___ MATERIAL SHOWN ___

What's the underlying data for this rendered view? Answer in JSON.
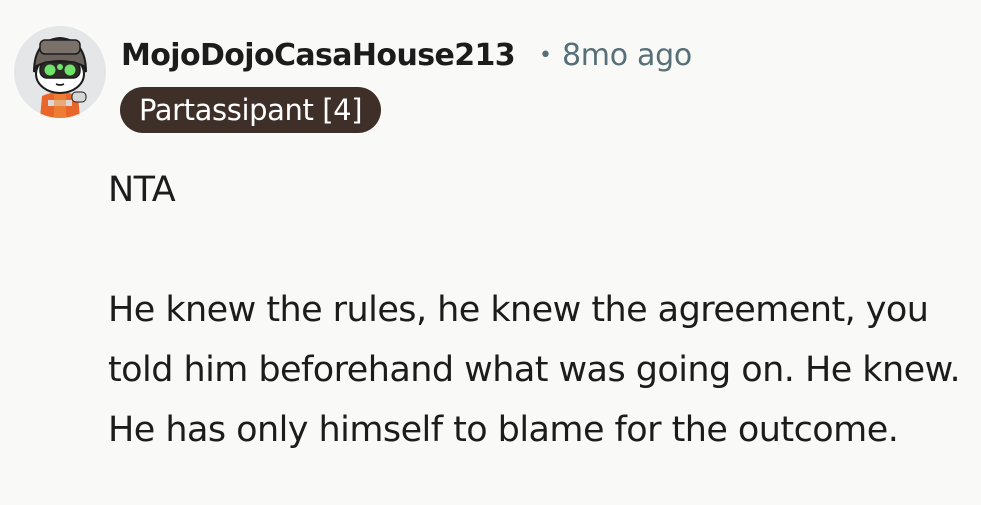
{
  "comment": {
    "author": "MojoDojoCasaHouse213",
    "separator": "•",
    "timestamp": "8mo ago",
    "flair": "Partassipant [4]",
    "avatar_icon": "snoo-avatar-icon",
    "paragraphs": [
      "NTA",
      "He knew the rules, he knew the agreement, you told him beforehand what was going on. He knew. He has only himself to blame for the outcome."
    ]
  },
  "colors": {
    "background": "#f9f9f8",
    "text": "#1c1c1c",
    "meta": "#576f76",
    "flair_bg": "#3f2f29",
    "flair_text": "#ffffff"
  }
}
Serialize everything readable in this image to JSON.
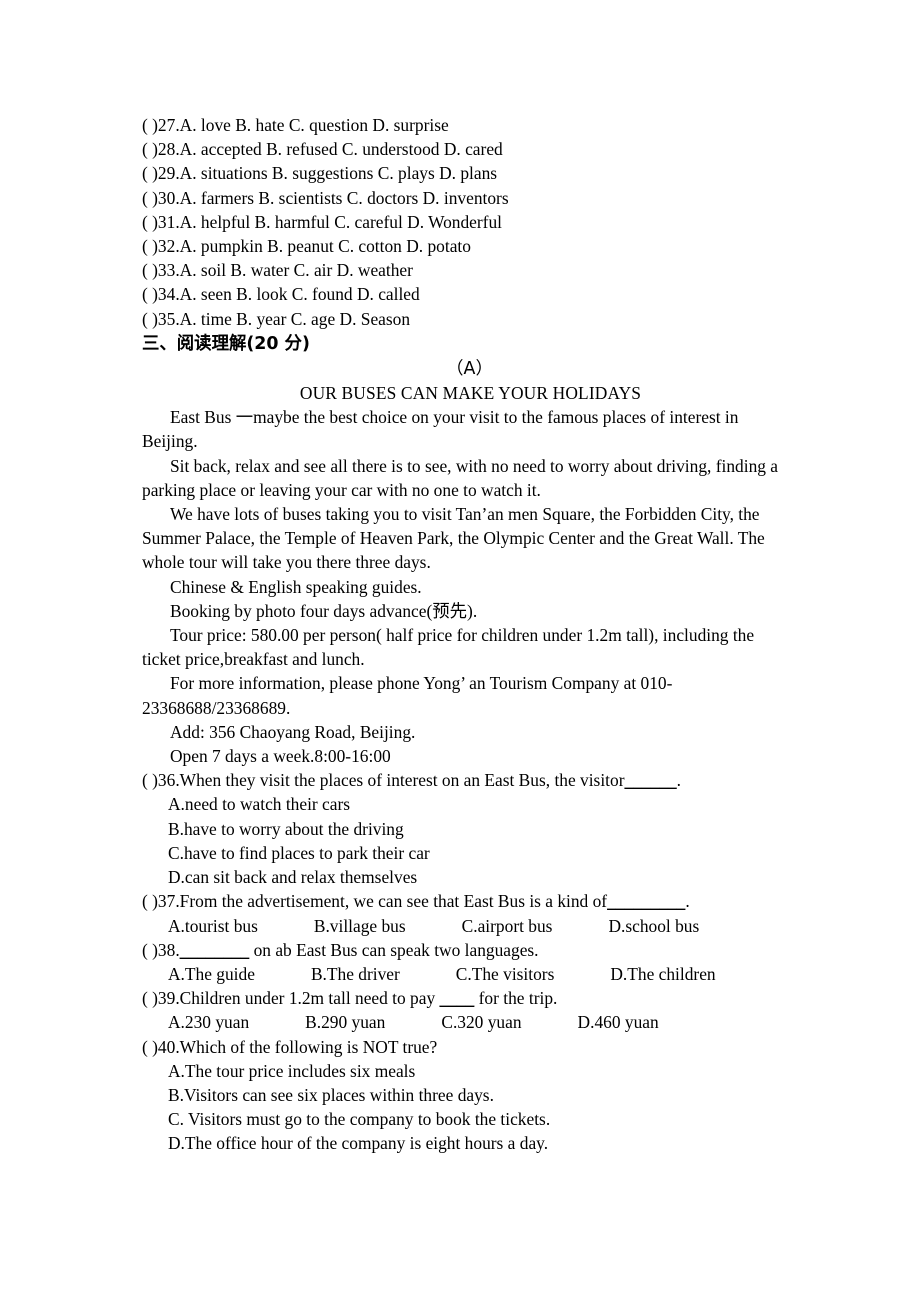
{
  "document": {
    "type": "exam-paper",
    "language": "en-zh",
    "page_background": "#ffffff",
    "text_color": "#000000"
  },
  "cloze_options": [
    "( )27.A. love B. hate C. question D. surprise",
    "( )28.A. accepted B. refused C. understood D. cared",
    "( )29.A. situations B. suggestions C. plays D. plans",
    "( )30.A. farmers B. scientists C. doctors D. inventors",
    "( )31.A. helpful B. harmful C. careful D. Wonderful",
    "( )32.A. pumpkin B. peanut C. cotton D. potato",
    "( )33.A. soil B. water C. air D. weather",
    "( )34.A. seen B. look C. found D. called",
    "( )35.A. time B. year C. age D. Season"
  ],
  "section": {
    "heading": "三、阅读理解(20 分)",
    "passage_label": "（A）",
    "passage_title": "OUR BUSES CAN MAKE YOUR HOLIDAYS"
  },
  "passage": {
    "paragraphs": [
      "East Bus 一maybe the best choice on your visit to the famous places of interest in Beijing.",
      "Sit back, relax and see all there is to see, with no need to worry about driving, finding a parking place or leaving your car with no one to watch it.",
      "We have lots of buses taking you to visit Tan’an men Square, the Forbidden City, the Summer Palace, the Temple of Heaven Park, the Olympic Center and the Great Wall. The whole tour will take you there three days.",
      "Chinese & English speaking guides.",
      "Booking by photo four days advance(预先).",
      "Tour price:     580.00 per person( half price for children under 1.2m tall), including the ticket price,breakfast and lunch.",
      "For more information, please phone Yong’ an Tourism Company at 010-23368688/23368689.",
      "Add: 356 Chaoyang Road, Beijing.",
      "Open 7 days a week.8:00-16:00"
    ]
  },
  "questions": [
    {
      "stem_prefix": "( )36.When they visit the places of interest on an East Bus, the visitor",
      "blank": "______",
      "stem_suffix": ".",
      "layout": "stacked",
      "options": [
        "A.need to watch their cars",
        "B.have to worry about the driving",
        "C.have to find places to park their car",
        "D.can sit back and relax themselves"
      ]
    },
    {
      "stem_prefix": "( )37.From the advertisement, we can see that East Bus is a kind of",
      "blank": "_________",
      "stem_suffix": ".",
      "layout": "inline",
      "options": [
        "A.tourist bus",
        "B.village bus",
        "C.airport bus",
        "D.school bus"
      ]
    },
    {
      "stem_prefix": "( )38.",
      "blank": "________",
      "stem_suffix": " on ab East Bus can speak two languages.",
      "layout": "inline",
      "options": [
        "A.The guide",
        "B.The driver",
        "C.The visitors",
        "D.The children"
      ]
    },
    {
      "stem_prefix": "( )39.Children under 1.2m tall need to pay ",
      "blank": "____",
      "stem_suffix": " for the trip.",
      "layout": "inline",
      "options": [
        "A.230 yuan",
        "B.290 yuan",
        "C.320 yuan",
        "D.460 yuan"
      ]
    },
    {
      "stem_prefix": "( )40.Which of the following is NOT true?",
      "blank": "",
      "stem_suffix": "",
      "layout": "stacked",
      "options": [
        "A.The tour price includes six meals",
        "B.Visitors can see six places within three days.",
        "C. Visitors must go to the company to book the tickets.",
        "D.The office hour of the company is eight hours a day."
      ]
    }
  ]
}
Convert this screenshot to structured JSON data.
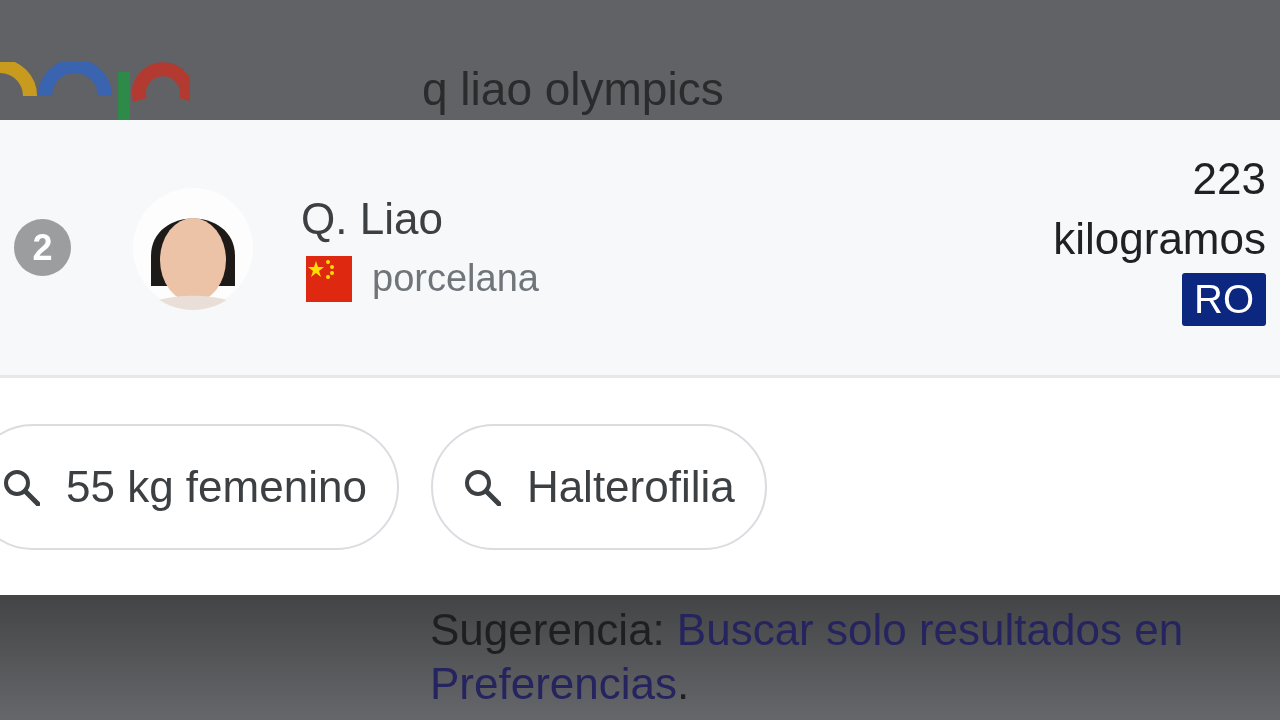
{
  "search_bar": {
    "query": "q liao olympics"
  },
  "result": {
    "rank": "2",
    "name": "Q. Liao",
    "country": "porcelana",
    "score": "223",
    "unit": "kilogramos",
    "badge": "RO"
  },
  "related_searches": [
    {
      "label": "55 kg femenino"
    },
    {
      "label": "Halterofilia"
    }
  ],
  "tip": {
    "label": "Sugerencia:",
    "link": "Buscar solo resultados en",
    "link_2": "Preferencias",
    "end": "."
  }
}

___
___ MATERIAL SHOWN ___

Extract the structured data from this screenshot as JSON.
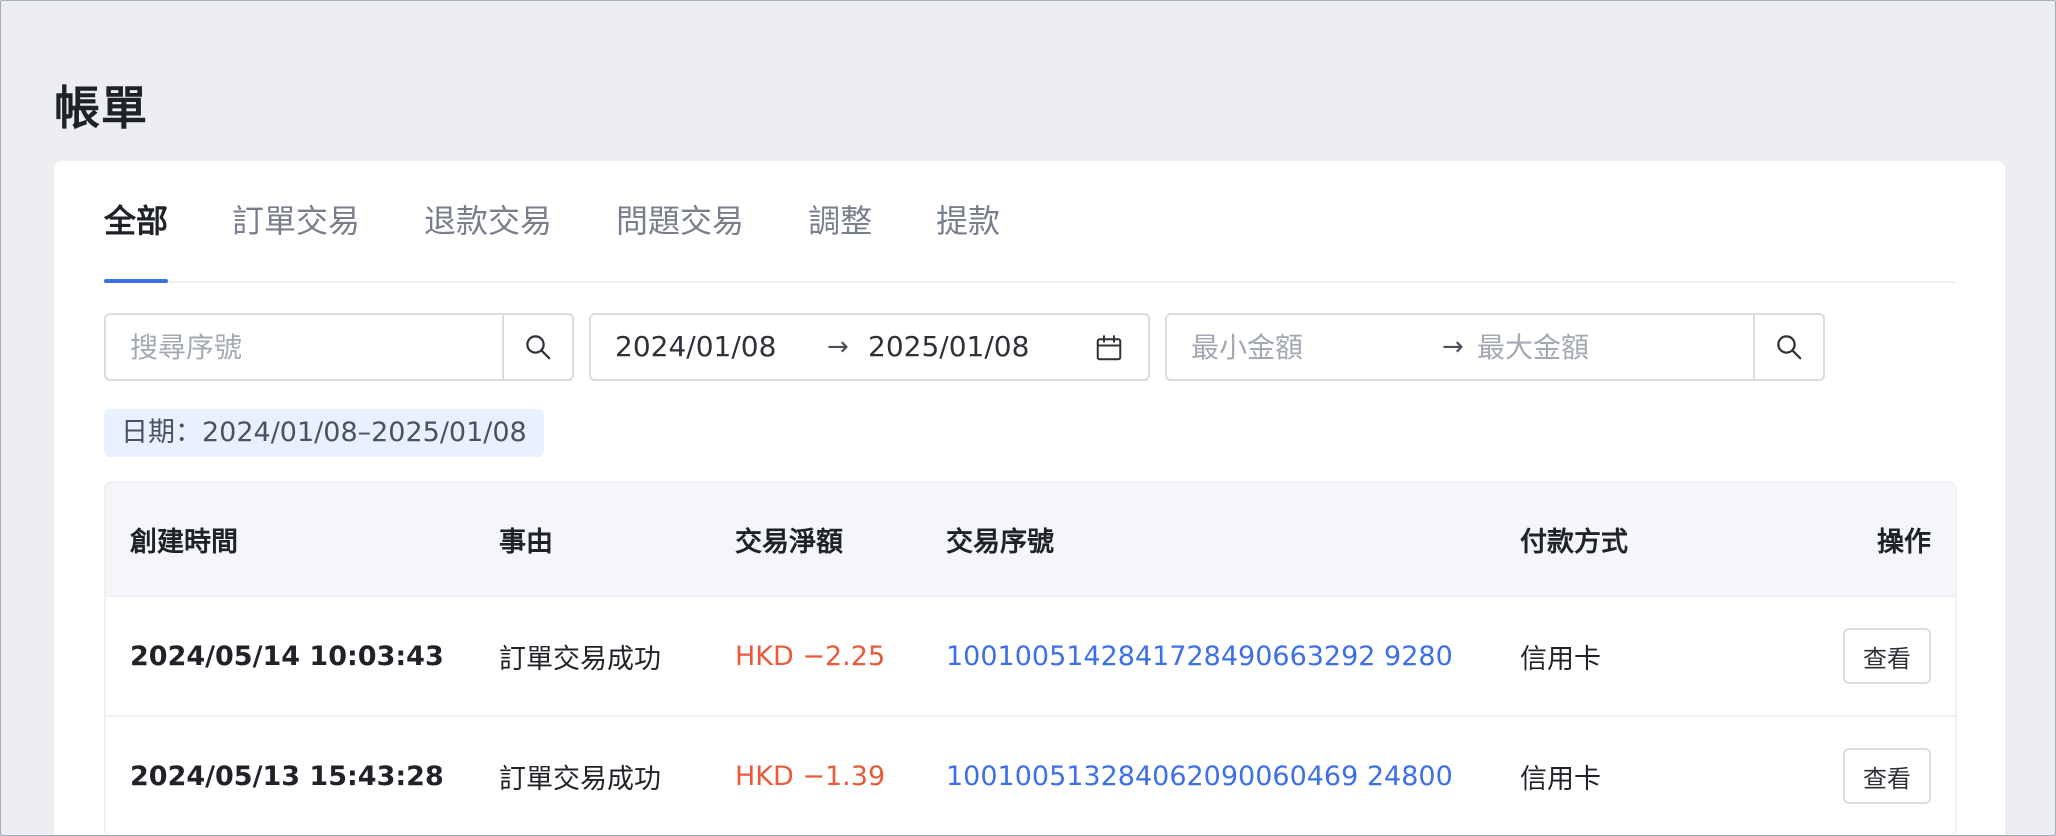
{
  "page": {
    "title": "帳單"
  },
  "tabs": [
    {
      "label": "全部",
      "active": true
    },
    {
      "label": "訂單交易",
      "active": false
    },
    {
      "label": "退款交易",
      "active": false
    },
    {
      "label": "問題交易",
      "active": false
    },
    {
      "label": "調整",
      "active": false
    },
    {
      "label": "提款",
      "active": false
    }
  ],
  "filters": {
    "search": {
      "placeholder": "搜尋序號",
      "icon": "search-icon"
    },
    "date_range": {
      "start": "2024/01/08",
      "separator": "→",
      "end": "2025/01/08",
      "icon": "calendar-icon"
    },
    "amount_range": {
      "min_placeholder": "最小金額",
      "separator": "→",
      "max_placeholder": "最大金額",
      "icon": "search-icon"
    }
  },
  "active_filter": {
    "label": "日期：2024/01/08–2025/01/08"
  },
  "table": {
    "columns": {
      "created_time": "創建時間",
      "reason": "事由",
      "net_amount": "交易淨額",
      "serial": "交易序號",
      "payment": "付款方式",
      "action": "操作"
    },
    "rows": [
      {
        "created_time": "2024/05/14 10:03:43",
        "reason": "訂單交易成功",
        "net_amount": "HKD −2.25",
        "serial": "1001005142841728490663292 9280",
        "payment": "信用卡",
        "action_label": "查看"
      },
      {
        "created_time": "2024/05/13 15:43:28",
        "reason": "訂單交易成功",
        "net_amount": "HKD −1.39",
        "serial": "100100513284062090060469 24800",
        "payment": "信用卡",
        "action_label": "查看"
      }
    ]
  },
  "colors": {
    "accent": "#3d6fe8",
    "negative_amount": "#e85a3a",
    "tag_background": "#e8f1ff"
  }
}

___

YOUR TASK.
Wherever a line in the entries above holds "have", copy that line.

SOLUTION FOR THIS PROBLEM.
      "We have lots of buses taking you to visit Tan’an men Square, the Forbidden City, the Summer Palace, the Temple of Heaven Park, the Olympic Center and the Great Wall. The whole tour will take you there three days.",
        "B.have to worry about the driving",
        "C.have to find places to park their car",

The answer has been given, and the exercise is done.